(Beginning of Data extracts)

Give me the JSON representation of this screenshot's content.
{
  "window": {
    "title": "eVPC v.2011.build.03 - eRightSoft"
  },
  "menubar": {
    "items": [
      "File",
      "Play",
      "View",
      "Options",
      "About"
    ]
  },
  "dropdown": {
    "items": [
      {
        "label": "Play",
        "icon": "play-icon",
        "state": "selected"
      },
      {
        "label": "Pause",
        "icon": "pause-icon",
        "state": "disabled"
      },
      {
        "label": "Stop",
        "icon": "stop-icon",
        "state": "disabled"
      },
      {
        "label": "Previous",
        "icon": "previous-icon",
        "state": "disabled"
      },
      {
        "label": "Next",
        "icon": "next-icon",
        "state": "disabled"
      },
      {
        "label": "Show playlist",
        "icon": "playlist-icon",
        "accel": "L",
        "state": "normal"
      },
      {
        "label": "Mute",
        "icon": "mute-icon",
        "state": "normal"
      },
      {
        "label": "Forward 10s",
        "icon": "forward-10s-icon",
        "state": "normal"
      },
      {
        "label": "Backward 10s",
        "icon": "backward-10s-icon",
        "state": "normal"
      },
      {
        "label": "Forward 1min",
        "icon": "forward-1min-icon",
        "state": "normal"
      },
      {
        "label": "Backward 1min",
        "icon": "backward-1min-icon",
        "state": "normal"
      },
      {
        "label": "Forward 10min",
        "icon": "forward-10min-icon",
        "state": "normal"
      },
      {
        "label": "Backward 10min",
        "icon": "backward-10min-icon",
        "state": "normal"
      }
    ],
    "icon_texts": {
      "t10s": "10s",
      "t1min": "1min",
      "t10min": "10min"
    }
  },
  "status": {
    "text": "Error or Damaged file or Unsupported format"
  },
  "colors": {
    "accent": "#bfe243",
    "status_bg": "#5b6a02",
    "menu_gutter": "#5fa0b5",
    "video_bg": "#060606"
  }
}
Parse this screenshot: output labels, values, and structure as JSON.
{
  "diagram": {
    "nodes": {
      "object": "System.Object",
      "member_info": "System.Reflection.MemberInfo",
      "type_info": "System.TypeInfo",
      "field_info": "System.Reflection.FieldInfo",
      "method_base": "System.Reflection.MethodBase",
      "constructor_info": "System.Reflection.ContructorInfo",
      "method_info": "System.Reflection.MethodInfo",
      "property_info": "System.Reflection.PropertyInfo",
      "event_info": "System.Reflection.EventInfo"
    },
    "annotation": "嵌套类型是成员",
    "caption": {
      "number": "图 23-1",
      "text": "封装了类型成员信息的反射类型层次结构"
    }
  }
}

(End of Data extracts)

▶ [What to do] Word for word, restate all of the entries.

▶ [Reply]
Give me the JSON representation of this screenshot's content.
{
  "window": {
    "title": "eVPC v.2011.build.03 - eRightSoft"
  },
  "menubar": {
    "items": [
      "File",
      "Play",
      "View",
      "Options",
      "About"
    ]
  },
  "dropdown": {
    "items": [
      {
        "label": "Play",
        "icon": "play-icon",
        "state": "selected"
      },
      {
        "label": "Pause",
        "icon": "pause-icon",
        "state": "disabled"
      },
      {
        "label": "Stop",
        "icon": "stop-icon",
        "state": "disabled"
      },
      {
        "label": "Previous",
        "icon": "previous-icon",
        "state": "disabled"
      },
      {
        "label": "Next",
        "icon": "next-icon",
        "state": "disabled"
      },
      {
        "label": "Show playlist",
        "icon": "playlist-icon",
        "accel": "L",
        "state": "normal"
      },
      {
        "label": "Mute",
        "icon": "mute-icon",
        "state": "normal"
      },
      {
        "label": "Forward 10s",
        "icon": "forward-10s-icon",
        "state": "normal"
      },
      {
        "label": "Backward 10s",
        "icon": "backward-10s-icon",
        "state": "normal"
      },
      {
        "label": "Forward 1min",
        "icon": "forward-1min-icon",
        "state": "normal"
      },
      {
        "label": "Backward 1min",
        "icon": "backward-1min-icon",
        "state": "normal"
      },
      {
        "label": "Forward 10min",
        "icon": "forward-10min-icon",
        "state": "normal"
      },
      {
        "label": "Backward 10min",
        "icon": "backward-10min-icon",
        "state": "normal"
      }
    ],
    "icon_texts": {
      "t10s": "10s",
      "t1min": "1min",
      "t10min": "10min"
    }
  },
  "status": {
    "text": "Error or Damaged file or Unsupported format"
  },
  "colors": {
    "accent": "#bfe243",
    "status_bg": "#5b6a02",
    "menu_gutter": "#5fa0b5",
    "video_bg": "#060606"
  }
}
Parse this screenshot: output labels, values, and structure as JSON.
{
  "diagram": {
    "nodes": {
      "object": "System.Object",
      "member_info": "System.Reflection.MemberInfo",
      "type_info": "System.TypeInfo",
      "field_info": "System.Reflection.FieldInfo",
      "method_base": "System.Reflection.MethodBase",
      "constructor_info": "System.Reflection.ContructorInfo",
      "method_info": "System.Reflection.MethodInfo",
      "property_info": "System.Reflection.PropertyInfo",
      "event_info": "System.Reflection.EventInfo"
    },
    "annotation": "嵌套类型是成员",
    "caption": {
      "number": "图 23-1",
      "text": "封装了类型成员信息的反射类型层次结构"
    }
  }
}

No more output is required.